John Taylor

John Taylor

John Taylor appointed first director of Department of Local Services for King County

Starting January 1, Taylor will lead the new Department of Local Services to better meet the needs of unincorporated King County.

The King County Council approved the appointment of John Taylor as the first director of the newly-formed Department of Local Services on Monday, Dec. 10.

In October, County Executive Dow Constantine selected Taylor to lead the Department of Local Services. The new department is an agency created to better meet the unique needs of unincorporated King County.

Starting Jan. 1, nearly 250,000 residents living in unincorporated King County will have a county department focusing on their needs.

“John Taylor will provide the leadership our new department needs to deliver outstanding service to the quarter-million people of unincorporated King County,” Constantine said in an October press release.

Executive Constantine added that he wants the Department of Local Services to start with a strong foundation that will empower employees to achieve the “highest level of customer satisfaction.” He believes Taylor will promote that type of workplace culture.

As the first director of the department, Taylor will focus on coordinating with councilmembers of the rural areas, deliver streamlined and responsive relationships with unincorporated King County communities, coordinating and collaborating in service delivery to unincorporated communities with partnering agencies including state, county and local organizations.

Taylor noted that Executive Constantine wants everyone living in unincorporated King County to have their own version of a city hall – a “hub” that coordinates services to improve their quality of life.

“Having a new department dedicated to unincorporated communities will make it easier for us to deliver direct services that would be unmatched in any city,” Taylor said.

Taylor earned his master’s degree in public administration from the University of Vermont. He’s worked for King County since 2013 as assistant director of the Water and Land Resource Division. Taylor has had experience in other government positions in Seattle and Vermont.

According to Councilmember Kathy Lambert, Taylor has already established working relationships with citizens in the unincorporated area.

“I’m excited that John will be taking on this new vitally important position, and I am confident in his ability to listen and respond to the unique needs of unincorporated residents around the county,” Lambert said.

The Department of Local Services will be funded by existing revenues. To see the press release, go online to www.kingcounty.gov.

More in News

Sexual misconduct reports triple following ‘Report it to Stop it’ campaign

Joint effort to curb unwanted harassment proves successful.

Candidates file for November 2019 election

Locals will vote on a variety of local and county positions.

King County Councilman Reagan Dunn sent a letter to the FBI asking for them to help investigate Allan Thomas (pictured), who is under investigation for stealing more than $400,000 of public funds and skirting election laws in an Enumclaw drainage district. Screenshot from King 5 report
King County Council requests report on special districts in wake of fraud allegations
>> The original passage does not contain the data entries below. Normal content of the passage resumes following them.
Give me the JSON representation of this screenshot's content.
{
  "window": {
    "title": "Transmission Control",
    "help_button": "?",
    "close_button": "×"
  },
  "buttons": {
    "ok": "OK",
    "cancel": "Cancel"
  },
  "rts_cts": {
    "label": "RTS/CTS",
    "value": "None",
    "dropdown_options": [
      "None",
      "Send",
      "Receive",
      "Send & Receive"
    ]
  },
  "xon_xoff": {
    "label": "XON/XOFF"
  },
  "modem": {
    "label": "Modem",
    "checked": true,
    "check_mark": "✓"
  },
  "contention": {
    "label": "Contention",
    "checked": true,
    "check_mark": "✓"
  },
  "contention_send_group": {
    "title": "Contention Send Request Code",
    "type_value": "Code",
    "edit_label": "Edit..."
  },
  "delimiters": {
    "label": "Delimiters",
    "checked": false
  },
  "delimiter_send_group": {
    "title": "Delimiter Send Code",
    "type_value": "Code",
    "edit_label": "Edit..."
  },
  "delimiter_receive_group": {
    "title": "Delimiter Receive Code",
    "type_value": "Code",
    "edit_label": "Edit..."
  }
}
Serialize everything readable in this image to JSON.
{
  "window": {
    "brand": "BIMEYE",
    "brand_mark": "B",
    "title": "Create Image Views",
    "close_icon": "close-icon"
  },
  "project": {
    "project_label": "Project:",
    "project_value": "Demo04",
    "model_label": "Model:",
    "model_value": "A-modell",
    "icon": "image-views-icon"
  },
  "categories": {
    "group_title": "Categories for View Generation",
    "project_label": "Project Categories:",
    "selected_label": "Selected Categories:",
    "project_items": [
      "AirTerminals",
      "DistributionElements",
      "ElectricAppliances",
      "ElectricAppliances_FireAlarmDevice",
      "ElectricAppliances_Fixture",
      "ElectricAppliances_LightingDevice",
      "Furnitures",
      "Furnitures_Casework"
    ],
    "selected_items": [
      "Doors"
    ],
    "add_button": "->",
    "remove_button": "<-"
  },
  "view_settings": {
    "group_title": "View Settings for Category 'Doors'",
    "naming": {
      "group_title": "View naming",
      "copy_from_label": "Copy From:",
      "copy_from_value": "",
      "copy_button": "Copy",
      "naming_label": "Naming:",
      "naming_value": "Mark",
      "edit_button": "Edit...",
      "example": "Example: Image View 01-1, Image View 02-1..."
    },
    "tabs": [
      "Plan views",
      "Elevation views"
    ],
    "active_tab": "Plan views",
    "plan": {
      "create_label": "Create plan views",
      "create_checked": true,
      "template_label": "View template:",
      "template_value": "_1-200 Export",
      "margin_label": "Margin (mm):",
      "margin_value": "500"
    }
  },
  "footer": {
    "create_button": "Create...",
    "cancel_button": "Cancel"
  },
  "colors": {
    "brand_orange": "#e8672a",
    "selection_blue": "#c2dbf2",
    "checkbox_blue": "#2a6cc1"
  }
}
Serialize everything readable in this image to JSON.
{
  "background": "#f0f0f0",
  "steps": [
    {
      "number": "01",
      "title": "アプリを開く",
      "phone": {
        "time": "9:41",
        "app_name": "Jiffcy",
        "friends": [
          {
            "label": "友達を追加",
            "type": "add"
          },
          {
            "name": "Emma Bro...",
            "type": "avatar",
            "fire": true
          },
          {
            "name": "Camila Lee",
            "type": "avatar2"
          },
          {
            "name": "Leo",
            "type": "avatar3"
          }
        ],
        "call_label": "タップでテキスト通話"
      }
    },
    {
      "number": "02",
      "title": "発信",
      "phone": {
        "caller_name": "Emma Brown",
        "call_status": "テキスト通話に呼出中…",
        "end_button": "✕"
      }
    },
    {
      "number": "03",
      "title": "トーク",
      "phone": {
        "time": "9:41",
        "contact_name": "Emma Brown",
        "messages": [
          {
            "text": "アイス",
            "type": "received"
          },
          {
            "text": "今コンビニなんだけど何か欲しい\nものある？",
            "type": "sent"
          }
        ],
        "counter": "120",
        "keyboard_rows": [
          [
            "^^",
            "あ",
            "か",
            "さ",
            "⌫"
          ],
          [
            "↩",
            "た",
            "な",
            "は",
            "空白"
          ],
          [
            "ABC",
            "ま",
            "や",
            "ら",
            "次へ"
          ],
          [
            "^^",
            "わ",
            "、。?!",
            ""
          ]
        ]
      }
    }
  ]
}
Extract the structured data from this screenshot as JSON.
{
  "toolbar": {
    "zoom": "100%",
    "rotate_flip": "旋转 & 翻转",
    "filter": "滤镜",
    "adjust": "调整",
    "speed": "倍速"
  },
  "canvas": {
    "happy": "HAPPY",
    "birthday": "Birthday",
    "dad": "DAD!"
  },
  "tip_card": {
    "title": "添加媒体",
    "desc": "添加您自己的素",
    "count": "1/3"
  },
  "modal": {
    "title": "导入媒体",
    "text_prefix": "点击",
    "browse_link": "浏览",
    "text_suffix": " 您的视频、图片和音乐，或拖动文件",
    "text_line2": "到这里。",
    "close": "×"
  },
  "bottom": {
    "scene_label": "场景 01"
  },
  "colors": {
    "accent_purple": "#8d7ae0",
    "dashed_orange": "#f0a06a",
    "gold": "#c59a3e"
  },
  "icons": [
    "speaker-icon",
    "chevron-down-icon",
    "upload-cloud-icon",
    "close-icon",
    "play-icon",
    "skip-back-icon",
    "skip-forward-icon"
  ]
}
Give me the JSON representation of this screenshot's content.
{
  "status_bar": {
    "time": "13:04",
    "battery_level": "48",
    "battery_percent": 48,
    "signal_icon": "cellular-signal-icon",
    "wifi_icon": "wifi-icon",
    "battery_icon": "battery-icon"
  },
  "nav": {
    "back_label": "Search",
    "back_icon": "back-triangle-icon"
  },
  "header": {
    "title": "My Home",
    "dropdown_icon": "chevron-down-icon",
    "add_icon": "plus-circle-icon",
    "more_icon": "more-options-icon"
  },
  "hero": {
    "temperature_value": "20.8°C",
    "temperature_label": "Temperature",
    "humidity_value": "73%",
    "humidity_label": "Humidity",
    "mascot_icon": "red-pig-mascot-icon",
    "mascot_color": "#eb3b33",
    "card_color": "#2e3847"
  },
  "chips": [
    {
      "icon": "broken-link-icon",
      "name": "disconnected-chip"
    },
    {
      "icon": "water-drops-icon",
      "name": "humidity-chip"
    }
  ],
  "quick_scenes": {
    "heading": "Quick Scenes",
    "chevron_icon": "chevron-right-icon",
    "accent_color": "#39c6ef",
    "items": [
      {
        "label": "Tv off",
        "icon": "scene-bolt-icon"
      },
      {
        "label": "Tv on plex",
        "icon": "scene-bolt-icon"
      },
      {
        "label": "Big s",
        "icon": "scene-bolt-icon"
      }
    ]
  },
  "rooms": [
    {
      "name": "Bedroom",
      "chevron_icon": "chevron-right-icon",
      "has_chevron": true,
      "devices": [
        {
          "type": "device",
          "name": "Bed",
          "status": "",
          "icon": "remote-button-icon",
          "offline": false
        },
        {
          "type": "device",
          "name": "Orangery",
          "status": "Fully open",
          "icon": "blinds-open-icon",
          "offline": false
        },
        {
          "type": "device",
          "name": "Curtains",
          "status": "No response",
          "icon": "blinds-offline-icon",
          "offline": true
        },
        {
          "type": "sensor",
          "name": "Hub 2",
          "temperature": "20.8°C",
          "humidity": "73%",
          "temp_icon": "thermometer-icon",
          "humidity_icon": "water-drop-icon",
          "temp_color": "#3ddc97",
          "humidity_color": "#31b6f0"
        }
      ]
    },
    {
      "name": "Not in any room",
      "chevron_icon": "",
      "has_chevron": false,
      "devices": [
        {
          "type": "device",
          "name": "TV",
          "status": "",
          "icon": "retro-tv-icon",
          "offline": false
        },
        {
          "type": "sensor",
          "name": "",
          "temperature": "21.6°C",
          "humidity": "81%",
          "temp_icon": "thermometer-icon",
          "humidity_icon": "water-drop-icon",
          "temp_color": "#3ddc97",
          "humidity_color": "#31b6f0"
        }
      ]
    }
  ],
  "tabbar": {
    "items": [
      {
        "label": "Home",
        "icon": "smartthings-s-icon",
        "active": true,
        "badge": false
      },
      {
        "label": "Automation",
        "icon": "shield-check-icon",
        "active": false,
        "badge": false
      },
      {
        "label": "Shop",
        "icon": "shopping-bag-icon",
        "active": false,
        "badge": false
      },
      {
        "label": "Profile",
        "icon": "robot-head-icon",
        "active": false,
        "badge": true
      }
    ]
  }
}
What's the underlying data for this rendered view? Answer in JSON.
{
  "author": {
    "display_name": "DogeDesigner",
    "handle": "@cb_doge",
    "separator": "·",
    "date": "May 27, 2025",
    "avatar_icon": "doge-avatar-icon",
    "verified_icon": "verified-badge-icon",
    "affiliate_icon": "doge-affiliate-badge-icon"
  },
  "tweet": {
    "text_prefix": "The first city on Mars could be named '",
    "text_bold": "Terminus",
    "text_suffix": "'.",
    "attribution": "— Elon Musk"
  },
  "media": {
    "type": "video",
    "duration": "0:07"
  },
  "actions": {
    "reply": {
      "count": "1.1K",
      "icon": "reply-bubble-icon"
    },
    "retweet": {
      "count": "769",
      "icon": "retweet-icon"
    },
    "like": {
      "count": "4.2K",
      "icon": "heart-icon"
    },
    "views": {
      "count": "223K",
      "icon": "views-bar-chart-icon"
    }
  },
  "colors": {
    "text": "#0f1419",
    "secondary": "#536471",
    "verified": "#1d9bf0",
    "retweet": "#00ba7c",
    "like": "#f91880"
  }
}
Small, local special districts will face more scrutiny following Enumclaw drainage district case.

The Marquee on Meeker Apartments, 2030 W. Meeker St. in Kent, will feature 492 apartments and 12,000 square feet of retail. The first phase of 288 apartments is expected to be completed in early 2020. Developers are targeting people in their 20s and 30s to rent their high-end, urban-style apartments. Steve Hunter/staff photo
Housing study pokes holes in conventional wisdom

High construction and land costs will incentivize developers to build luxury units.

Susan’s quest for ‘justice’ and the civil legal system dilemma

While citizens have the right to an attorney in criminal cases, they’re not afforded the same rights in civil litigation.

(Linda J. Smith) Cherry trees fully in bloom at the state capital in Olympia.
                                (Linda J. Smith) Cherry trees fully in bloom at the state capital in Olympia.
I-1000 passes state legislature as advocates hope to increase equality

The initiative could allow affirmative action to return to Washington state after 20 years.

Kirkland approves updates to Rose Hill zoning

The amendments clarify language bringing the code in line with a recently passed neighborhood plan.

Kirkland outlaws backyard shooting

Gun owners can’t plink from their porch anymore.

Most Read